Items from an interface collection:
+++++
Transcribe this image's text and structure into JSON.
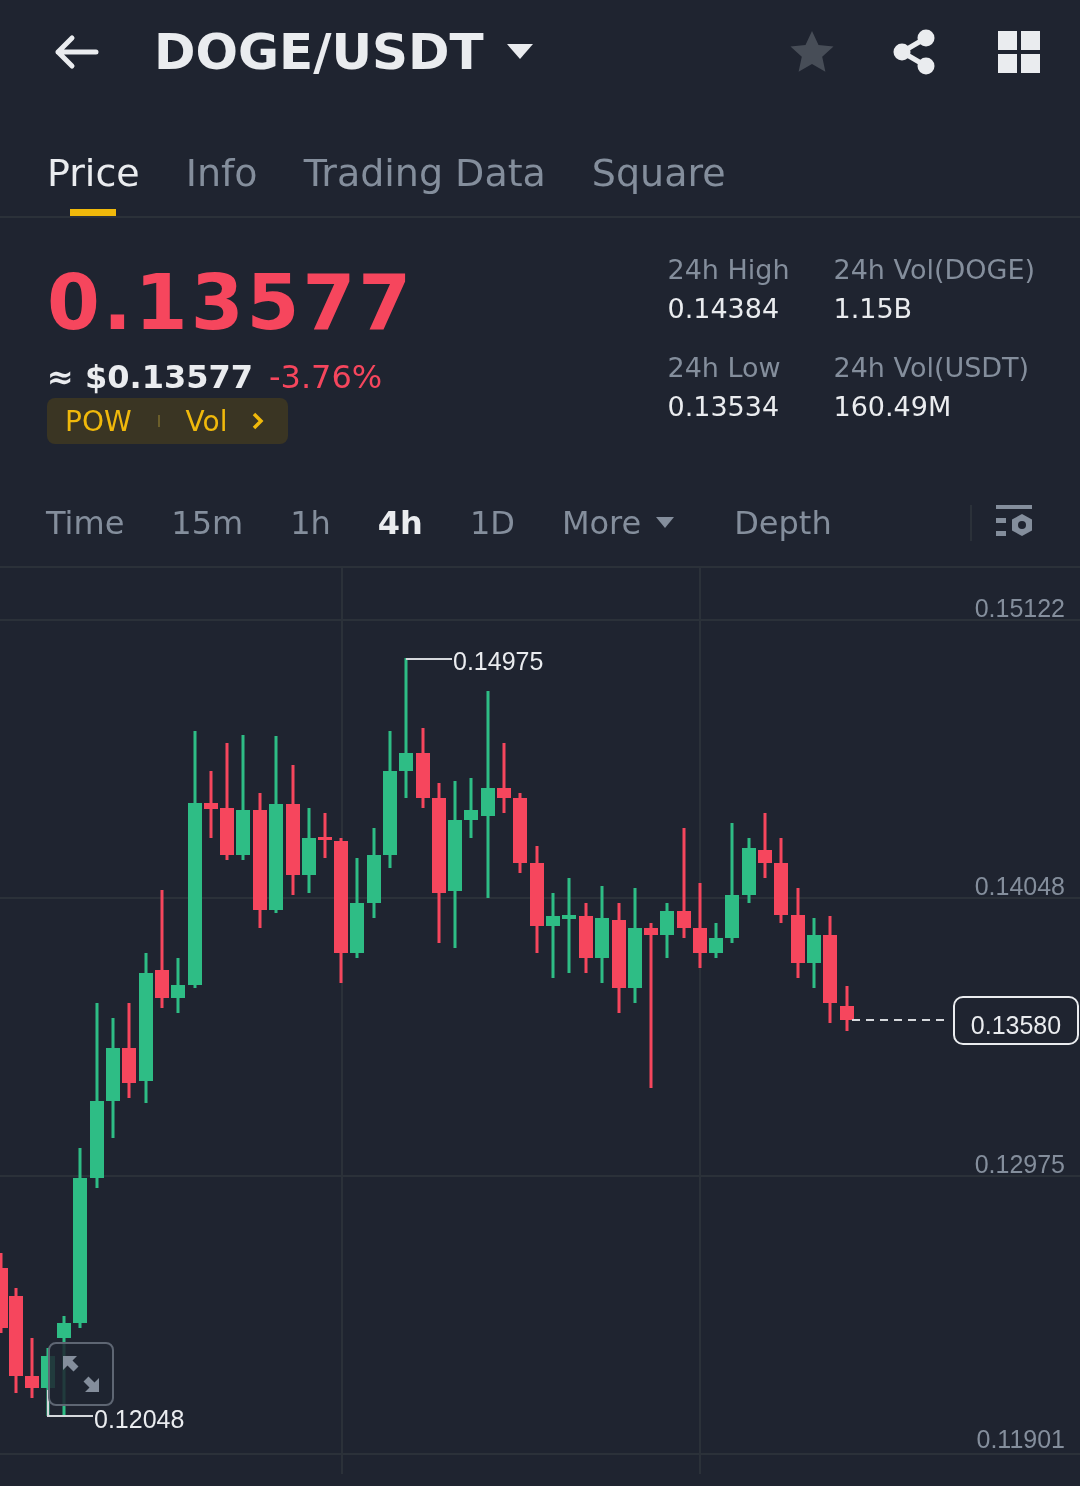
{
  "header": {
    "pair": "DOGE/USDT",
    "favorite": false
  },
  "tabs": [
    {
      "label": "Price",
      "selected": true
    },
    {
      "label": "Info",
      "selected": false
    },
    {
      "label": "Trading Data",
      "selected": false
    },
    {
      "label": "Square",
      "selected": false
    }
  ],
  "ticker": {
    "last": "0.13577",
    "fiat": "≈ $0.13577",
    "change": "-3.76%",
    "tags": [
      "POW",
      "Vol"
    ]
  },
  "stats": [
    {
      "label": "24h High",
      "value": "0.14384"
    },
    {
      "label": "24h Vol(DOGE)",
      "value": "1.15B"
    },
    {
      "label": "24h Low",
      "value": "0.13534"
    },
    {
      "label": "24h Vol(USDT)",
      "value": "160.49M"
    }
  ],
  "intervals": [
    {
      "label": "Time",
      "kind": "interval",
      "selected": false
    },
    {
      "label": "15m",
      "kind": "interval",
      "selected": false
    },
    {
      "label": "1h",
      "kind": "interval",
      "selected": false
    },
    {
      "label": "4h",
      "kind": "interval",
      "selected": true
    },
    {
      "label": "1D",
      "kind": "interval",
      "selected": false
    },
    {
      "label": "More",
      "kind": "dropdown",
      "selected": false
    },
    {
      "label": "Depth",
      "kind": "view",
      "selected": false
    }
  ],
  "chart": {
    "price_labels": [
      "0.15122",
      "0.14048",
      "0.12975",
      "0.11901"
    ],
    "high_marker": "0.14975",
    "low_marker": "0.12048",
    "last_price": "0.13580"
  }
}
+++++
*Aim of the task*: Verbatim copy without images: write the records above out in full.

*Task answer*:
Transcribe this image's text and structure into JSON.
{
  "header": {
    "pair": "DOGE/USDT",
    "favorite": false
  },
  "tabs": [
    {
      "label": "Price",
      "selected": true
    },
    {
      "label": "Info",
      "selected": false
    },
    {
      "label": "Trading Data",
      "selected": false
    },
    {
      "label": "Square",
      "selected": false
    }
  ],
  "ticker": {
    "last": "0.13577",
    "fiat": "≈ $0.13577",
    "change": "-3.76%",
    "tags": [
      "POW",
      "Vol"
    ]
  },
  "stats": [
    {
      "label": "24h High",
      "value": "0.14384"
    },
    {
      "label": "24h Vol(DOGE)",
      "value": "1.15B"
    },
    {
      "label": "24h Low",
      "value": "0.13534"
    },
    {
      "label": "24h Vol(USDT)",
      "value": "160.49M"
    }
  ],
  "intervals": [
    {
      "label": "Time",
      "kind": "interval",
      "selected": false
    },
    {
      "label": "15m",
      "kind": "interval",
      "selected": false
    },
    {
      "label": "1h",
      "kind": "interval",
      "selected": false
    },
    {
      "label": "4h",
      "kind": "interval",
      "selected": true
    },
    {
      "label": "1D",
      "kind": "interval",
      "selected": false
    },
    {
      "label": "More",
      "kind": "dropdown",
      "selected": false
    },
    {
      "label": "Depth",
      "kind": "view",
      "selected": false
    }
  ],
  "chart": {
    "price_labels": [
      "0.15122",
      "0.14048",
      "0.12975",
      "0.11901"
    ],
    "high_marker": "0.14975",
    "low_marker": "0.12048",
    "last_price": "0.13580"
  }
}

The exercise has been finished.